The vapor deposited carbon films of the present invention may also reduce or eliminate chemical paths between the sulfuric acid electrolyte and the underlying lead electrode grids in lead acid batteries. Therefore, the vapor deposited carbon films may serve to inhibit corrosion of the positive plate electrode grid. As a result, these films may prolong the service life of lead acid batteries. It is contemplated that the vapor-deposited, carbon films of the present invention may increase the service life of some lead acid batteries by a factor of two or more. Furthermore, because carbon is conductive, the vapor-deposited carbon films do not significantly impair the electron exchange processes of the lead acid battery.
As a further benefit of the vapor-deposited carbon films of the present invention, current battery manufacturing techniques would be minimally affected. Specifically, with the exception of the added steps necessary to complete the deposition of the carbon films onto the electrode grids, all other lead acid battery fabrication steps would remain largely unchanged. Thus, the disclosed process may be incorporated into existing manufacturing processes with little or no loss of efficiency.
It will be apparent to those skilled in the art that various modifications and variations can be made in the described battery, battery grid, and method of carbon coating a battery electrode grid without departing from the scope of the invention. Other embodiments of the invention will be apparent to those skilled in the art from consideration of the specification and practice of the invention disclosed herein.
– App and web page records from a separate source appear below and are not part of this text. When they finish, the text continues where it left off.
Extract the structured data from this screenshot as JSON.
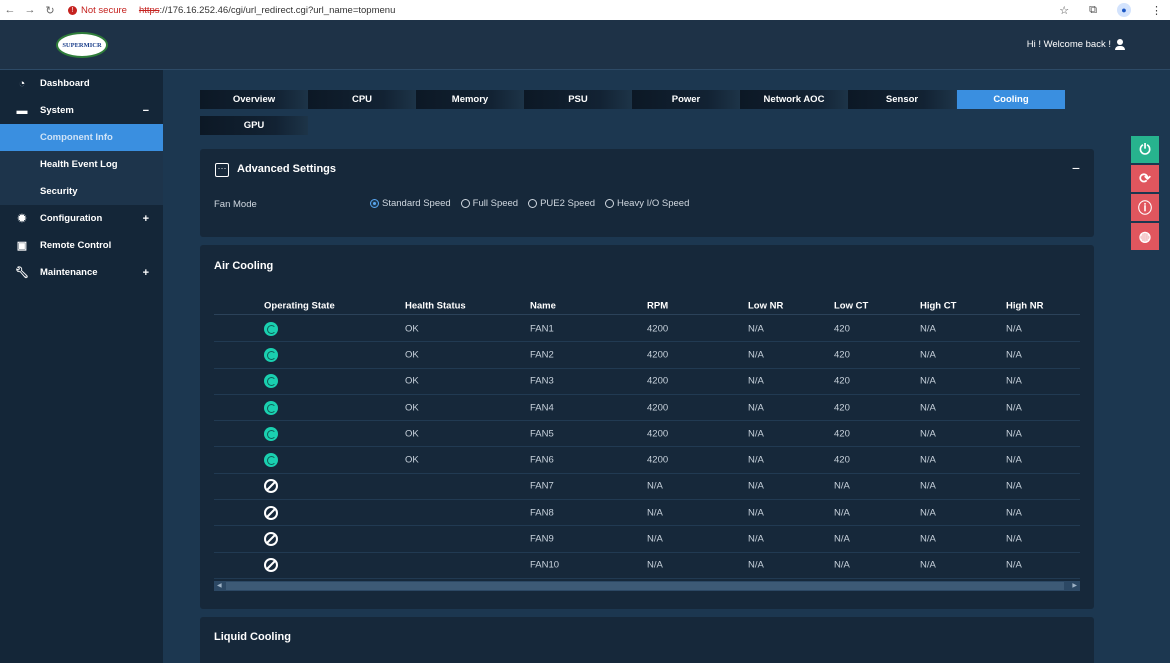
{
  "browser": {
    "not_secure": "Not secure",
    "url_proto": "https",
    "url_rest": "://176.16.252.46/cgi/url_redirect.cgi?url_name=topmenu"
  },
  "header": {
    "logo_text": "SUPERMICR",
    "welcome": "Hi ! Welcome back !"
  },
  "sidebar": {
    "dashboard": "Dashboard",
    "system": "System",
    "system_toggle": "−",
    "component_info": "Component Info",
    "health_event_log": "Health Event Log",
    "security": "Security",
    "configuration": "Configuration",
    "configuration_toggle": "+",
    "remote_control": "Remote Control",
    "maintenance": "Maintenance",
    "maintenance_toggle": "+"
  },
  "tabs": {
    "overview": "Overview",
    "cpu": "CPU",
    "memory": "Memory",
    "psu": "PSU",
    "power": "Power",
    "network_aoc": "Network AOC",
    "sensor": "Sensor",
    "cooling": "Cooling",
    "gpu": "GPU"
  },
  "advanced": {
    "title": "Advanced Settings",
    "dots": "···",
    "collapse": "−",
    "fan_mode_label": "Fan Mode",
    "options": {
      "standard": "Standard Speed",
      "full": "Full Speed",
      "pue2": "PUE2 Speed",
      "heavy_io": "Heavy I/O Speed"
    },
    "selected": "Standard Speed"
  },
  "air_cooling": {
    "title": "Air Cooling",
    "columns": {
      "operating_state": "Operating State",
      "health_status": "Health Status",
      "name": "Name",
      "rpm": "RPM",
      "low_nr": "Low NR",
      "low_ct": "Low CT",
      "high_ct": "High CT",
      "high_nr": "High NR"
    },
    "rows": [
      {
        "state": "on",
        "health": "OK",
        "name": "FAN1",
        "rpm": "4200",
        "low_nr": "N/A",
        "low_ct": "420",
        "high_ct": "N/A",
        "high_nr": "N/A"
      },
      {
        "state": "on",
        "health": "OK",
        "name": "FAN2",
        "rpm": "4200",
        "low_nr": "N/A",
        "low_ct": "420",
        "high_ct": "N/A",
        "high_nr": "N/A"
      },
      {
        "state": "on",
        "health": "OK",
        "name": "FAN3",
        "rpm": "4200",
        "low_nr": "N/A",
        "low_ct": "420",
        "high_ct": "N/A",
        "high_nr": "N/A"
      },
      {
        "state": "on",
        "health": "OK",
        "name": "FAN4",
        "rpm": "4200",
        "low_nr": "N/A",
        "low_ct": "420",
        "high_ct": "N/A",
        "high_nr": "N/A"
      },
      {
        "state": "on",
        "health": "OK",
        "name": "FAN5",
        "rpm": "4200",
        "low_nr": "N/A",
        "low_ct": "420",
        "high_ct": "N/A",
        "high_nr": "N/A"
      },
      {
        "state": "on",
        "health": "OK",
        "name": "FAN6",
        "rpm": "4200",
        "low_nr": "N/A",
        "low_ct": "420",
        "high_ct": "N/A",
        "high_nr": "N/A"
      },
      {
        "state": "off",
        "health": "",
        "name": "FAN7",
        "rpm": "N/A",
        "low_nr": "N/A",
        "low_ct": "N/A",
        "high_ct": "N/A",
        "high_nr": "N/A"
      },
      {
        "state": "off",
        "health": "",
        "name": "FAN8",
        "rpm": "N/A",
        "low_nr": "N/A",
        "low_ct": "N/A",
        "high_ct": "N/A",
        "high_nr": "N/A"
      },
      {
        "state": "off",
        "health": "",
        "name": "FAN9",
        "rpm": "N/A",
        "low_nr": "N/A",
        "low_ct": "N/A",
        "high_ct": "N/A",
        "high_nr": "N/A"
      },
      {
        "state": "off",
        "health": "",
        "name": "FAN10",
        "rpm": "N/A",
        "low_nr": "N/A",
        "low_ct": "N/A",
        "high_ct": "N/A",
        "high_nr": "N/A"
      }
    ]
  },
  "liquid_cooling": {
    "title": "Liquid Cooling"
  },
  "actions": [
    {
      "icon": "power-icon",
      "glyph": "⏻",
      "color": "#27b38e"
    },
    {
      "icon": "refresh-icon",
      "glyph": "⟳",
      "color": "#e0565e"
    },
    {
      "icon": "info-icon",
      "glyph": "ⓘ",
      "color": "#e0565e"
    },
    {
      "icon": "globe-icon",
      "glyph": "◍",
      "color": "#e0565e"
    }
  ]
}
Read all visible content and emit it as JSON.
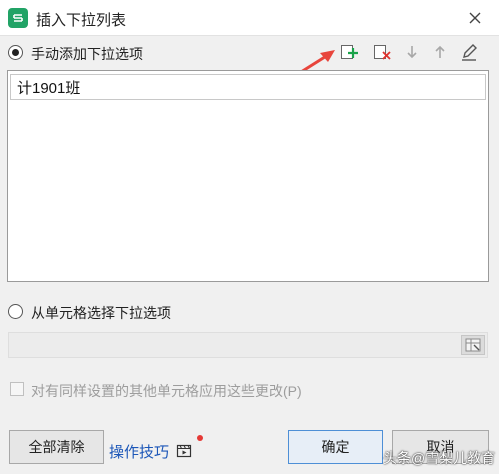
{
  "window": {
    "title": "插入下拉列表",
    "app_icon_letter": "S",
    "close_icon": "close-icon"
  },
  "manual": {
    "label": "手动添加下拉选项",
    "selected": true
  },
  "toolbar": {
    "icons": [
      "add-item-icon",
      "delete-item-icon",
      "move-down-icon",
      "move-up-icon",
      "edit-icon"
    ]
  },
  "list": {
    "editing_value": "计1901班"
  },
  "cell_source": {
    "label": "从单元格选择下拉选项",
    "selected": false,
    "range_value": ""
  },
  "apply_same": {
    "label": "对有同样设置的其他单元格应用这些更改(P)",
    "checked": false
  },
  "buttons": {
    "clear_all": "全部清除",
    "tips": "操作技巧",
    "ok": "确定",
    "cancel": "取消"
  },
  "watermark": "头条@雪梨儿教育",
  "colors": {
    "app_green": "#21a366",
    "add_green": "#1aa34a",
    "delete_red": "#e0322e",
    "annotation_red": "#e8453c",
    "link_blue": "#1b56b8"
  }
}
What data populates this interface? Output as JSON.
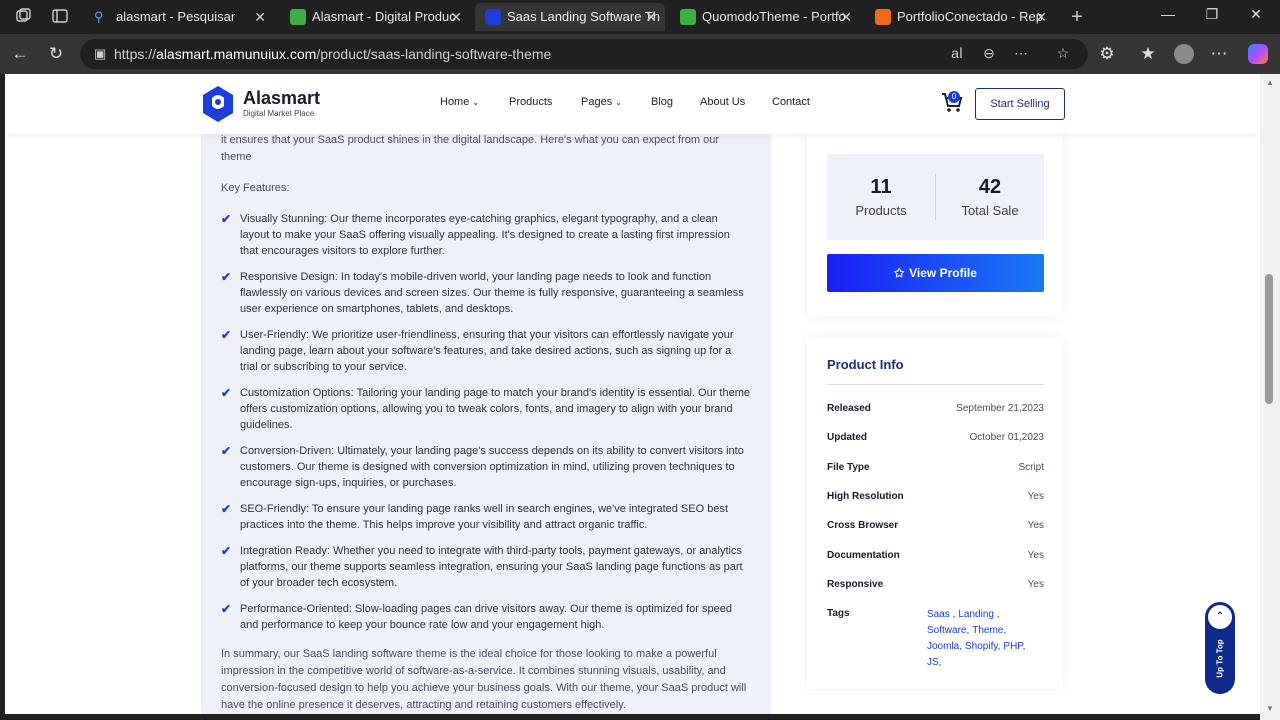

It is intended that the specification and examples be considered as exemplary only, with a true scope of the invention being indicated by the following claims and their equivalents.